The purpose of this article is to discuss concrete fracturing. What is it, and what are the causes? What do you need to be looking for, and how can the issues be taken care of? When it comes to concrete fracturing, there are many signs to be on the lookout for in order to prevent an increased risk of rebar corrosion and premature concrete damage.
What is concrete fracturing?
A concrete fracture occurs when there is cracking in the concrete, indicating that there is some type of stress or deterioration within. Although concrete fractures are very common, they are not supposed to happen and oftentimes are indicators of further underlying issues. If a fracture forms, it is the result of an underlying force that will continue if left untreated. Once a fracture forms, further deterioration will continue to occur.

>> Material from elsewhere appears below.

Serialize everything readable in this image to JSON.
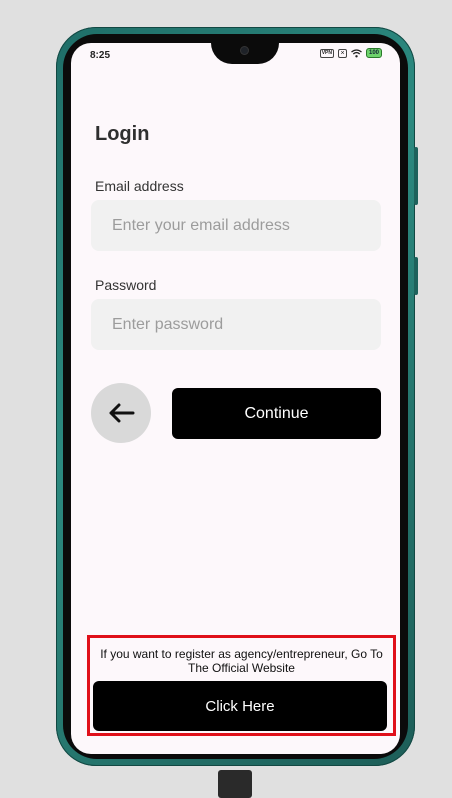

What causes fracturing?
The forces of nature and man. Most deterioration that occurs within concrete is due to improper construction, improper use, excessive use, settlement, and weather.
-The placement of the rebar is too close to the surface, meaning there is not enough concrete cover. With a cover-to-bar diameter ratio of 7, concrete cracking starts when corrosion reaches 4 percent, whereas with a cover-to-bar diameter ratio of 3, only 1 percent corrosion is enough to crack the concrete.
-Inconsistent rebar spacing.
-Improper rebar spacing.
-Rebar lap splices are not staggered vertically.
-Inadequate length of lap splice overlaps.
Stresses from Use: There are different types of stress that come from structural forces. Because the tensile strength of concrete is only about 10 percent of the compressive strength, even small tensile stresses associated with shrinkage and loads can crack concrete.
Tension: To understand tension, think of trying to snap a hard cookie in half; the harder the cookie, the harder the tensional strength is on the top of the cookie.
Compression: To understand compression, think of the cracks on the top of your shoe; the cracks that are formed from it being compressed or pushed together. It can be concluded that in compressive members, cracking and spalling of concrete reduces the effective cross-section of the concrete, thereby reducing the ultimate compressive load capacity.
Shear: To understand this stress, think of poking a pencil through paper. The tear that it causes is due to the shear stress, which is why they call scissors “shear scissors.”
Corrosion of Rebar: As rebar corrodes, or rusts, it expands with great force and often causes fractures. Common causes of rebar corrosion are as follows:
Moisture Induced: This type of corrosion comes from moisture laden concrete which coupled with mild steel reinforcing creates an environment whereas electrical currents occur, known as electrolysis, which affects steel reinforcing.
Carbonation Induced: This occurs when carbon dioxide in the air migrates into the concrete where it reacts with calcium hydroxide in the concrete, thus lowering the alkalinity beyond the passive state. Consequently, the concrete protection of the reinforcing steel is lost, making it susceptible to corrosion.
What do you need to look for?
-Are they vertical or horizontal? Column/beam shear cracking at connections can be caused by horizontal movement. Horizontal forces can accumulate from volume changes caused by temperature changes, elastic shortening caused by post-tension forces, or foundation movements caused by settlement or earthquakes.
-Are they on slabs or spans of concrete? Column connections to slabs and beams experience considerable shear stress. Excessive stress produces cracks in the beams and in the surrounding slabs.
-Is there rebar or rust showing?
-Is concrete breaking off?
-How wide are the cracks? Depending on the width of the crack where it intersects the steel, longitudinal cracks may promote corrosion of the steel reinforcement.
-Are the cracks in a normal pattern or are they random?
-How close are the cracks? Are they concentrated to one area? Cracks may develop, forming hinges at three possible locations: the crown (top of the pipe), and at the two spring line locations (sides of the pipe).
For more information about concrete fracturing, please contact Trisco Systems, Inc. at 419-339-3906.
Source information. “Concrete Behavior”. Concrete Repair and Maintenance, Peter H. Emmons.